Some risk factors like age, gender, and other medical problems can affect the outcome of heart surgery.

Each of the graphs below shows what percentage of this consultant's patients have each risk factor (light blue bar on the left) next to the average for the whole of the UK (dark blue bar on the right). This can tell you whether the consultant operates on high risk patients in general, and whether they specialise in doing particular types of complicated surgery, like operations on the thoracic aorta.

You can find out more about the risk factors in the 'About cardiothoracic surgery' section.

Click here for help understanding this graph


Risk adjusted in-hospital survival for all units

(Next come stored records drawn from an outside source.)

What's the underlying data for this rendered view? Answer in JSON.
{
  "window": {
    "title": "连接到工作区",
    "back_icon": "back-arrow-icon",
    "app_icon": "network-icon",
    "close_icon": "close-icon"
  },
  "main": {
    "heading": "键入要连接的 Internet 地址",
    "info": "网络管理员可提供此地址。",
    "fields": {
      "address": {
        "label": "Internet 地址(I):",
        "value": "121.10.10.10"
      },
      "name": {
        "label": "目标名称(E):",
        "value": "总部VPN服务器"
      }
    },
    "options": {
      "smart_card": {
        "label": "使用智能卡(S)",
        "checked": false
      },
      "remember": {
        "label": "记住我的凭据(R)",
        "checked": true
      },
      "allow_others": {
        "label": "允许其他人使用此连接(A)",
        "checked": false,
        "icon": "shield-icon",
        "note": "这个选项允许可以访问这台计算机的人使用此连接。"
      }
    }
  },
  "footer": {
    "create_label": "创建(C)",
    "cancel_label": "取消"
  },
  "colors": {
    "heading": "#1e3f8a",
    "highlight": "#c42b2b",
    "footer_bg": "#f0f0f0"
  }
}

This graph shows the percentage of patients who survived their operation and left hospital alive. This is the 'In-hospital survival rate'. Some patients are more unwell than others and some need more complex operations. Hence, hospitals and consultants perform a range of cardiac operations and the type of patients they operate on can differ. So that we can make fair comparisons between them, the survival rates have been 'risk adjusted' to take into account the illness of the patient and the complexity of the operation. The dot on the graph shows the risk-adjusted survival for the unit/surgeon you have selected in comparison with the other units and surgeons in GB&I.


Thoracic Outcomes

Thoracic surgery units also undertake surgery for lung cancer, and other cancers within the chest such as thymoma or mesothelioma, collapsed lungs known as pneumothorax, major infections and to biopsy suspicious areas, among other surgery. The SCTS collects data on these other operations in the thoracic registry. Some data for this hospital from the 2015-16 audit year* is given below;

Cases Performed
Primary lung cancer resections all primary lung cancer resections 431
Total thoracic surgery excluding endoscopy all case (excluding endoscopy) 1146
Did this hospital perform radical surgery for mesothelioma in 2015-16? no
Did this hospital perform chest wall deformity (pectus) surgery in 2015-16? yes